_TASK TO CARRY OUT:_
Report only the number of lines in this material that include the string "type".

⟨

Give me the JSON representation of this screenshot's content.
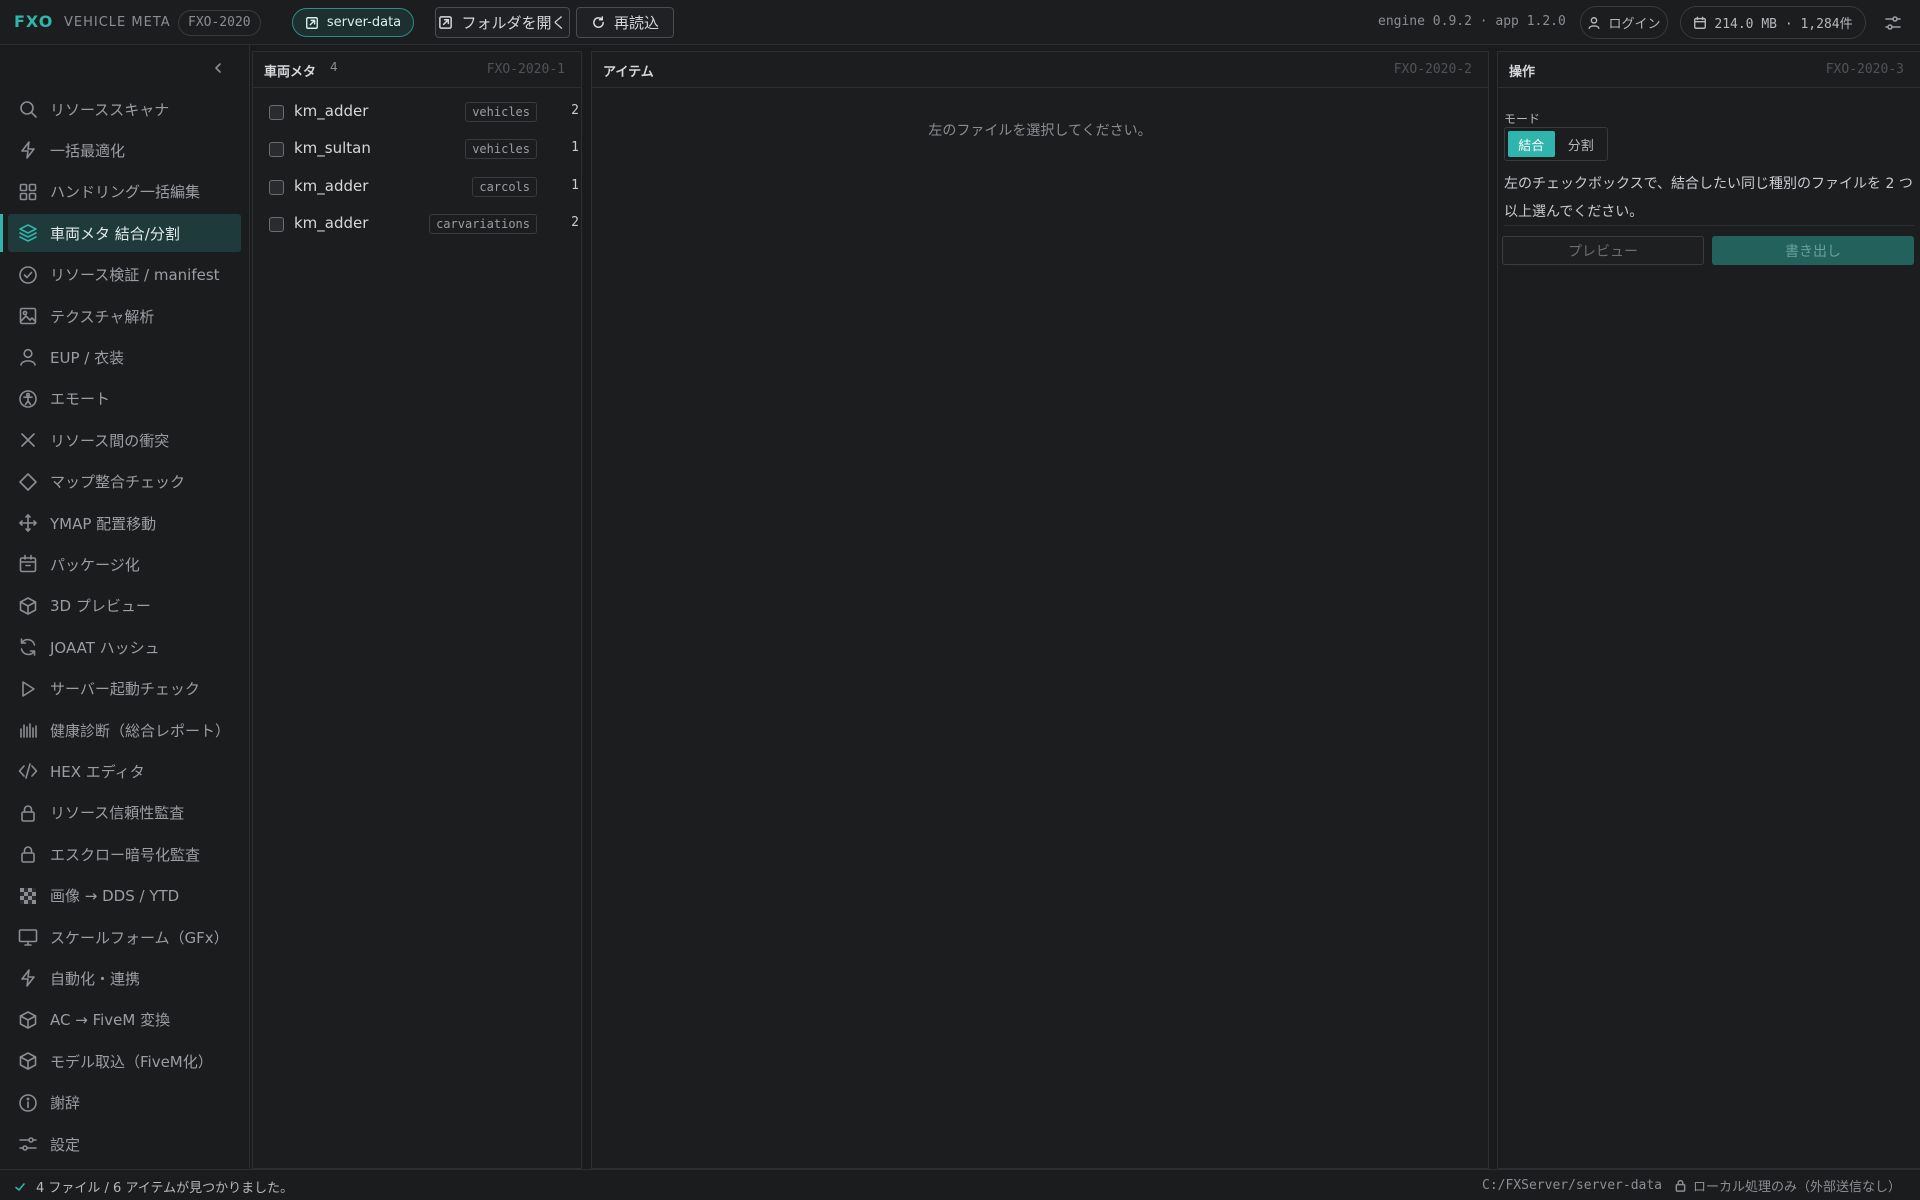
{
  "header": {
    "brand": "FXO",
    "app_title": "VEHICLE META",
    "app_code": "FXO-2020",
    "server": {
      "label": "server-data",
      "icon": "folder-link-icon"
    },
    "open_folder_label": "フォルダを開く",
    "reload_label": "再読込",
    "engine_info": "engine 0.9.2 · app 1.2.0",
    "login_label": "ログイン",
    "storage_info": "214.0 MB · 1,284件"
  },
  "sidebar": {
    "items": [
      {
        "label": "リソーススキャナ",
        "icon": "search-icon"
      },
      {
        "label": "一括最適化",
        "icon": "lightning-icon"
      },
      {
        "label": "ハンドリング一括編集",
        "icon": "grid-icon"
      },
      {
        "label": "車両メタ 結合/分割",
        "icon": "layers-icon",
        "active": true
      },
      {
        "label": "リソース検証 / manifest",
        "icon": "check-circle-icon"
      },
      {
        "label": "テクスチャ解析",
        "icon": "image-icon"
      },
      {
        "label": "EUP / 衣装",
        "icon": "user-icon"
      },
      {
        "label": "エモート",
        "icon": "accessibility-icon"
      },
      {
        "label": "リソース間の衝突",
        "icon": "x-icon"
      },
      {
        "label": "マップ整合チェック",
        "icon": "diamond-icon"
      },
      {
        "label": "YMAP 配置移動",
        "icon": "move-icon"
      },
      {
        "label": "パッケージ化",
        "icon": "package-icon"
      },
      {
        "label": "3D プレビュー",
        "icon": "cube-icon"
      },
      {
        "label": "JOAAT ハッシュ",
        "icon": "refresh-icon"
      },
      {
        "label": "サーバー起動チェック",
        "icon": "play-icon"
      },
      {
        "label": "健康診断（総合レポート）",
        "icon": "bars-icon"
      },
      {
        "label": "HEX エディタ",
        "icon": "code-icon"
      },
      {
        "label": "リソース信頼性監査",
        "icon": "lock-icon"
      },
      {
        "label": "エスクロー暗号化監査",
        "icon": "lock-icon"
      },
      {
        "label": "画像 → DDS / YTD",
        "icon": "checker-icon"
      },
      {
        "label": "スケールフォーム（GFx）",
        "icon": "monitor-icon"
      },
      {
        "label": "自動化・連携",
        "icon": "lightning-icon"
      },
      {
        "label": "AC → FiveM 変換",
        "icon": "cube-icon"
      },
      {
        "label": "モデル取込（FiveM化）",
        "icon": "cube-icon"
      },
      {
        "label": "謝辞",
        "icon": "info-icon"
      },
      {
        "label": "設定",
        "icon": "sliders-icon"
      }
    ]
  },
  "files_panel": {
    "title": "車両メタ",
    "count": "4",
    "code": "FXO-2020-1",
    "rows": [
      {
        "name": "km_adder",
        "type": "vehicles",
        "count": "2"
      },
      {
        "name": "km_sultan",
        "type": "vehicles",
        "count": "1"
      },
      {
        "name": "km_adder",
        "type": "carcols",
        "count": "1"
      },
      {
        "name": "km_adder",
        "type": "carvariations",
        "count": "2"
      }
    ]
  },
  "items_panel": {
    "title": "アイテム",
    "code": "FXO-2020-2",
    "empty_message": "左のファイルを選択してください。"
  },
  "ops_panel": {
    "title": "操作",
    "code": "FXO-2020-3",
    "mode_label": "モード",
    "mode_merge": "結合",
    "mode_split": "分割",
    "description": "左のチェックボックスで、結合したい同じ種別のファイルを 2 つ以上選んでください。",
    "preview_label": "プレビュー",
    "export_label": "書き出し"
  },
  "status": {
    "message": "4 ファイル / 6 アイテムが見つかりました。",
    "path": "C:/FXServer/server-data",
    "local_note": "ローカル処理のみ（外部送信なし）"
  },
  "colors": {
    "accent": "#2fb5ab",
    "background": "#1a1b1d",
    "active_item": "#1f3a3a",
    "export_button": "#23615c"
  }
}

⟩
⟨

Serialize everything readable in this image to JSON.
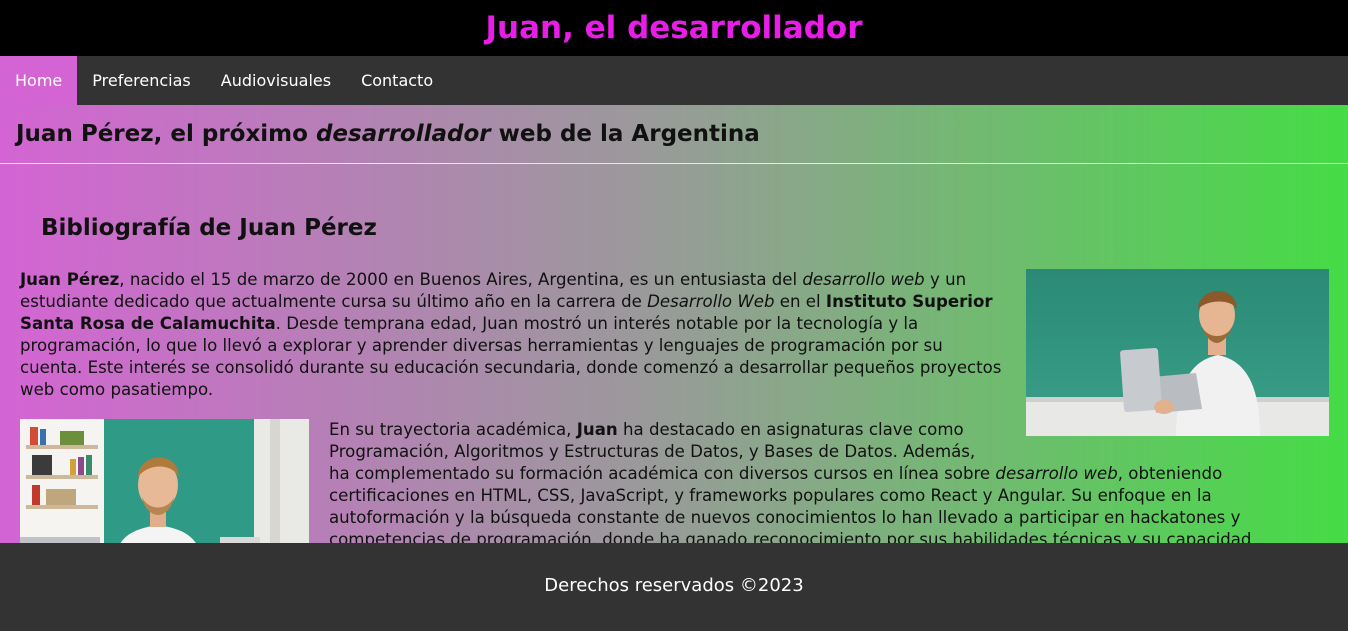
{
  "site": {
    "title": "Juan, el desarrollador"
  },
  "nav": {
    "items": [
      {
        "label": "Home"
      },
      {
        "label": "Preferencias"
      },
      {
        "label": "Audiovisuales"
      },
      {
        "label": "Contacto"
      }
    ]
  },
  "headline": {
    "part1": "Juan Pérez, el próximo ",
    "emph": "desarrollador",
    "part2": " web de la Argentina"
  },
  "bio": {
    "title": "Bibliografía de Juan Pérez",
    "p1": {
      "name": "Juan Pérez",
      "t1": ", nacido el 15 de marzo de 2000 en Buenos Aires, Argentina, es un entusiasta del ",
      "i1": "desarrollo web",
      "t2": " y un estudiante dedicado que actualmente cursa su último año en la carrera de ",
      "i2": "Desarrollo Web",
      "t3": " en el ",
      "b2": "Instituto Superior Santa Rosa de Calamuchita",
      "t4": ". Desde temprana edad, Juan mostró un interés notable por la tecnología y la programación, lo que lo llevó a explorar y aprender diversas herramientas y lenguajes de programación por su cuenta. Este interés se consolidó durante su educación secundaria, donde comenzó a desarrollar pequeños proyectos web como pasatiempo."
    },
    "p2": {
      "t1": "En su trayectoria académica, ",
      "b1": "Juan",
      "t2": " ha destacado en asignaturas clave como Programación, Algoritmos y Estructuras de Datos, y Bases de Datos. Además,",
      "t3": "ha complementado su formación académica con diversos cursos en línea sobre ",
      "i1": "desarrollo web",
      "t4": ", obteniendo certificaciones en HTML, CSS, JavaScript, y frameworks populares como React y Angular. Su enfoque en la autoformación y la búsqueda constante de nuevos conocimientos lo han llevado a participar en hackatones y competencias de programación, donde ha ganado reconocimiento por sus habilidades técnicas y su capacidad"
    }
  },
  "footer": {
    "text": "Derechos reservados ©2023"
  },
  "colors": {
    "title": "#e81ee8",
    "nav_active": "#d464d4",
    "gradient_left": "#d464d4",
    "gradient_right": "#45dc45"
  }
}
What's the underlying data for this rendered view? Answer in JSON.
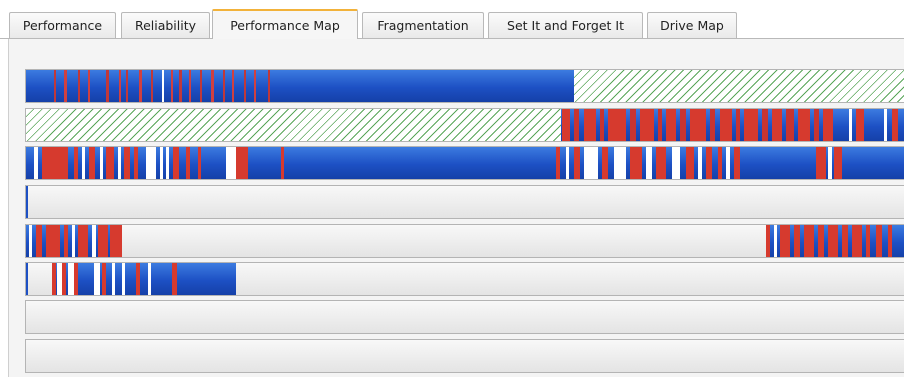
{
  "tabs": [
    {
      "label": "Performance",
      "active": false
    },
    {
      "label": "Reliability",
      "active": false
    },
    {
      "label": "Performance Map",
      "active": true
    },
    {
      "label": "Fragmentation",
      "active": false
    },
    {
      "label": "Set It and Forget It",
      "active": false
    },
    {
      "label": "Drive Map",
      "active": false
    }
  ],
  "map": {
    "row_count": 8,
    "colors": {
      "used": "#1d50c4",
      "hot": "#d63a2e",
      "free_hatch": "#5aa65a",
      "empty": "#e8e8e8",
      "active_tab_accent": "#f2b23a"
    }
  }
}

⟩

_TASK ANSWER:_
4